An internal market in school services would make a "significant difference to education funding", raise standards and boost innovation, according to the Institute for Public Policy Research (IPPR).
It argues that the benefits of an internal market would outweigh potential problems which could be caused if schools' commercial ventures failed.
Labour attempted to boost schools' commercial activities by giving them new powers to band together to form companies in last year's Education Act.
Joe Hallgarten, associate director in education at the IPPR, likened the education economy to a leaky bucket with money flowing through it.
If just a small amount of the extra cash promised to schools was retained in the system it "could make a significant difference to education funding," he said.
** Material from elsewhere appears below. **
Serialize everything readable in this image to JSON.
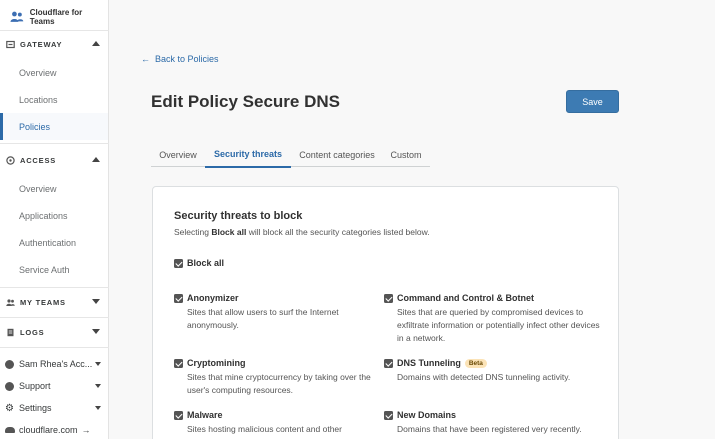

"We have nothing to fear from the school-to-school market. For all the talk of 'earned autonomy', the best way to liberate yourself from central control is to find alternative, additional income streams," Mr Hallgarten said.
Currently only a few schools are making money through selling services.
A company run by former staff at Varndean school in Brighton sells software and after-sales support to schools and colleges. The profits, which totalled pound;400,000 in its first year, are shared with the school and other Brighton schools get the software for free.
Critics of market involvement claim that children's education could be damaged if a company run by a school ran into trouble and that the profit motive works against increased collaboration between schools.
Thomas Telford city technology college is praised by the IPPR for its information technology curriculum package which has made an estimated pound;4 million. But other specialist schools are privately critical of the Shropshire college.